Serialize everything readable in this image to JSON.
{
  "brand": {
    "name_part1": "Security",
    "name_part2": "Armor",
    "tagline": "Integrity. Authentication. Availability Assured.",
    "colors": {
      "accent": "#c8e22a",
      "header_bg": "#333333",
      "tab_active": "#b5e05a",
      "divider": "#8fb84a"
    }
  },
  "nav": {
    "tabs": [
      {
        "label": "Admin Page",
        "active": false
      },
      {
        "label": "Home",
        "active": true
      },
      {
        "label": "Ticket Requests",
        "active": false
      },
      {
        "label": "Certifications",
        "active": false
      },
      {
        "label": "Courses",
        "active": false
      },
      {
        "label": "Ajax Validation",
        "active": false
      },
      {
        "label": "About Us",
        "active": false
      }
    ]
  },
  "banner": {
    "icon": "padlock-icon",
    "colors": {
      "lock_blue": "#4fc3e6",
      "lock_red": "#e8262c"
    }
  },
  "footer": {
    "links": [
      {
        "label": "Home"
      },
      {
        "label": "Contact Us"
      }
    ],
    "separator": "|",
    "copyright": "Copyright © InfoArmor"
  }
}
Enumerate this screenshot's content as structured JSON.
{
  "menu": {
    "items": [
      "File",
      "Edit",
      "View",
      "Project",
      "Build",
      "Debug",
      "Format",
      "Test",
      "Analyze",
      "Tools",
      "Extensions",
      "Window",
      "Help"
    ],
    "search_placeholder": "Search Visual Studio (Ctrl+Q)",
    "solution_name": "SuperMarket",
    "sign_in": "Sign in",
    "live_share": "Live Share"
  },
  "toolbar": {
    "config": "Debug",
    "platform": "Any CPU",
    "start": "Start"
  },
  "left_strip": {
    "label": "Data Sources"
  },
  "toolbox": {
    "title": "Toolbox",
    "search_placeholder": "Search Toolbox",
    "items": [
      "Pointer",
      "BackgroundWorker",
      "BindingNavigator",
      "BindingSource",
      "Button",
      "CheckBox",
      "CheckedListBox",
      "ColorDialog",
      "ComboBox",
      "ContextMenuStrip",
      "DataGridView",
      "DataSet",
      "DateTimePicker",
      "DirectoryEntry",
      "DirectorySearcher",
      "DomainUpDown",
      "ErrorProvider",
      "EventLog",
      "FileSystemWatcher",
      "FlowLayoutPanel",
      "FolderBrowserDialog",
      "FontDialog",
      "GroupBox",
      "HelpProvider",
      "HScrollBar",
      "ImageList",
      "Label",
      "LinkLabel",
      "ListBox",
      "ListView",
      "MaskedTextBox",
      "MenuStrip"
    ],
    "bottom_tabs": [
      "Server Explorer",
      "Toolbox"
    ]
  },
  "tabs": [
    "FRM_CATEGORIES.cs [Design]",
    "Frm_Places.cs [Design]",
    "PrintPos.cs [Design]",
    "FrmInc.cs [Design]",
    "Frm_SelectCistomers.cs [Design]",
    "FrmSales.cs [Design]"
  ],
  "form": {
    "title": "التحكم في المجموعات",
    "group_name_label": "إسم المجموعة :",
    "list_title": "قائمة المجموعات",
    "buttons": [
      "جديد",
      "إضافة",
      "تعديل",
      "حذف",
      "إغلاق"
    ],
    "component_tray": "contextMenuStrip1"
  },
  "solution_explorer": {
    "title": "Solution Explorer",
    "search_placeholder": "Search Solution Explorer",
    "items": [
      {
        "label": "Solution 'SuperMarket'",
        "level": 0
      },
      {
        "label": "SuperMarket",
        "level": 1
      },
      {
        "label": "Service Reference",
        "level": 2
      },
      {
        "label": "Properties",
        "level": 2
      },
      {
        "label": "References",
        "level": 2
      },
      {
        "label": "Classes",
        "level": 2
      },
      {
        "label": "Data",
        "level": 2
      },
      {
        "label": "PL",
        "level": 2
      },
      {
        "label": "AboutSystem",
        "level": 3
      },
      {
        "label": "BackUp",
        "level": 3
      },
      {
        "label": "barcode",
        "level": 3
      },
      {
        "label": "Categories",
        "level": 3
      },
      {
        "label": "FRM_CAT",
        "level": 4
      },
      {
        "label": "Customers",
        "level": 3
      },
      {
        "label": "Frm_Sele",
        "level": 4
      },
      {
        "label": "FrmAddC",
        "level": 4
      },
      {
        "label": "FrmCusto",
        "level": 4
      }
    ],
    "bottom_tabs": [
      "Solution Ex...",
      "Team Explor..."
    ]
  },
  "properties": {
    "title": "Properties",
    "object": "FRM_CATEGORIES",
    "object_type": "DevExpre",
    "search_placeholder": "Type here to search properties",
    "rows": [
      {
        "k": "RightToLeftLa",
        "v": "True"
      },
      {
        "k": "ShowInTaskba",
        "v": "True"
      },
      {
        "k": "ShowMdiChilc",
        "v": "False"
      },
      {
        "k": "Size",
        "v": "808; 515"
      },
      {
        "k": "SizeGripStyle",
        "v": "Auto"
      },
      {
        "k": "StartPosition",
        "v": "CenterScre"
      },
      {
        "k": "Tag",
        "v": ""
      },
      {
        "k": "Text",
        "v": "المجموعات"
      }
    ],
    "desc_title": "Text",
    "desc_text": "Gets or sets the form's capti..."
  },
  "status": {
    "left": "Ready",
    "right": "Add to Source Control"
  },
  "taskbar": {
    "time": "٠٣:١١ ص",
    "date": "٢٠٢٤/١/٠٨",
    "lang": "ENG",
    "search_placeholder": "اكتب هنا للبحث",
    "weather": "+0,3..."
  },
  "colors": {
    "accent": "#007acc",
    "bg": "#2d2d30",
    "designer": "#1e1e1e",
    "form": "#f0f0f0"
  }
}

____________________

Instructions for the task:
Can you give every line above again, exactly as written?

Answer space:
Serialize everything readable in this image to JSON.
{
  "brand": {
    "name_part1": "Security",
    "name_part2": "Armor",
    "tagline": "Integrity. Authentication. Availability Assured.",
    "colors": {
      "accent": "#c8e22a",
      "header_bg": "#333333",
      "tab_active": "#b5e05a",
      "divider": "#8fb84a"
    }
  },
  "nav": {
    "tabs": [
      {
        "label": "Admin Page",
        "active": false
      },
      {
        "label": "Home",
        "active": true
      },
      {
        "label": "Ticket Requests",
        "active": false
      },
      {
        "label": "Certifications",
        "active": false
      },
      {
        "label": "Courses",
        "active": false
      },
      {
        "label": "Ajax Validation",
        "active": false
      },
      {
        "label": "About Us",
        "active": false
      }
    ]
  },
  "banner": {
    "icon": "padlock-icon",
    "colors": {
      "lock_blue": "#4fc3e6",
      "lock_red": "#e8262c"
    }
  },
  "footer": {
    "links": [
      {
        "label": "Home"
      },
      {
        "label": "Contact Us"
      }
    ],
    "separator": "|",
    "copyright": "Copyright © InfoArmor"
  }
}
Enumerate this screenshot's content as structured JSON.
{
  "menu": {
    "items": [
      "File",
      "Edit",
      "View",
      "Project",
      "Build",
      "Debug",
      "Format",
      "Test",
      "Analyze",
      "Tools",
      "Extensions",
      "Window",
      "Help"
    ],
    "search_placeholder": "Search Visual Studio (Ctrl+Q)",
    "solution_name": "SuperMarket",
    "sign_in": "Sign in",
    "live_share": "Live Share"
  },
  "toolbar": {
    "config": "Debug",
    "platform": "Any CPU",
    "start": "Start"
  },
  "left_strip": {
    "label": "Data Sources"
  },
  "toolbox": {
    "title": "Toolbox",
    "search_placeholder": "Search Toolbox",
    "items": [
      "Pointer",
      "BackgroundWorker",
      "BindingNavigator",
      "BindingSource",
      "Button",
      "CheckBox",
      "CheckedListBox",
      "ColorDialog",
      "ComboBox",
      "ContextMenuStrip",
      "DataGridView",
      "DataSet",
      "DateTimePicker",
      "DirectoryEntry",
      "DirectorySearcher",
      "DomainUpDown",
      "ErrorProvider",
      "EventLog",
      "FileSystemWatcher",
      "FlowLayoutPanel",
      "FolderBrowserDialog",
      "FontDialog",
      "GroupBox",
      "HelpProvider",
      "HScrollBar",
      "ImageList",
      "Label",
      "LinkLabel",
      "ListBox",
      "ListView",
      "MaskedTextBox",
      "MenuStrip"
    ],
    "bottom_tabs": [
      "Server Explorer",
      "Toolbox"
    ]
  },
  "tabs": [
    "FRM_CATEGORIES.cs [Design]",
    "Frm_Places.cs [Design]",
    "PrintPos.cs [Design]",
    "FrmInc.cs [Design]",
    "Frm_SelectCistomers.cs [Design]",
    "FrmSales.cs [Design]"
  ],
  "form": {
    "title": "التحكم في المجموعات",
    "group_name_label": "إسم المجموعة :",
    "list_title": "قائمة المجموعات",
    "buttons": [
      "جديد",
      "إضافة",
      "تعديل",
      "حذف",
      "إغلاق"
    ],
    "component_tray": "contextMenuStrip1"
  },
  "solution_explorer": {
    "title": "Solution Explorer",
    "search_placeholder": "Search Solution Explorer",
    "items": [
      {
        "label": "Solution 'SuperMarket'",
        "level": 0
      },
      {
        "label": "SuperMarket",
        "level": 1
      },
      {
        "label": "Service Reference",
        "level": 2
      },
      {
        "label": "Properties",
        "level": 2
      },
      {
        "label": "References",
        "level": 2
      },
      {
        "label": "Classes",
        "level": 2
      },
      {
        "label": "Data",
        "level": 2
      },
      {
        "label": "PL",
        "level": 2
      },
      {
        "label": "AboutSystem",
        "level": 3
      },
      {
        "label": "BackUp",
        "level": 3
      },
      {
        "label": "barcode",
        "level": 3
      },
      {
        "label": "Categories",
        "level": 3
      },
      {
        "label": "FRM_CAT",
        "level": 4
      },
      {
        "label": "Customers",
        "level": 3
      },
      {
        "label": "Frm_Sele",
        "level": 4
      },
      {
        "label": "FrmAddC",
        "level": 4
      },
      {
        "label": "FrmCusto",
        "level": 4
      }
    ],
    "bottom_tabs": [
      "Solution Ex...",
      "Team Explor..."
    ]
  },
  "properties": {
    "title": "Properties",
    "object": "FRM_CATEGORIES",
    "object_type": "DevExpre",
    "search_placeholder": "Type here to search properties",
    "rows": [
      {
        "k": "RightToLeftLa",
        "v": "True"
      },
      {
        "k": "ShowInTaskba",
        "v": "True"
      },
      {
        "k": "ShowMdiChilc",
        "v": "False"
      },
      {
        "k": "Size",
        "v": "808; 515"
      },
      {
        "k": "SizeGripStyle",
        "v": "Auto"
      },
      {
        "k": "StartPosition",
        "v": "CenterScre"
      },
      {
        "k": "Tag",
        "v": ""
      },
      {
        "k": "Text",
        "v": "المجموعات"
      }
    ],
    "desc_title": "Text",
    "desc_text": "Gets or sets the form's capti..."
  },
  "status": {
    "left": "Ready",
    "right": "Add to Source Control"
  },
  "taskbar": {
    "time": "٠٣:١١ ص",
    "date": "٢٠٢٤/١/٠٨",
    "lang": "ENG",
    "search_placeholder": "اكتب هنا للبحث",
    "weather": "+0,3..."
  },
  "colors": {
    "accent": "#007acc",
    "bg": "#2d2d30",
    "designer": "#1e1e1e",
    "form": "#f0f0f0"
  }
}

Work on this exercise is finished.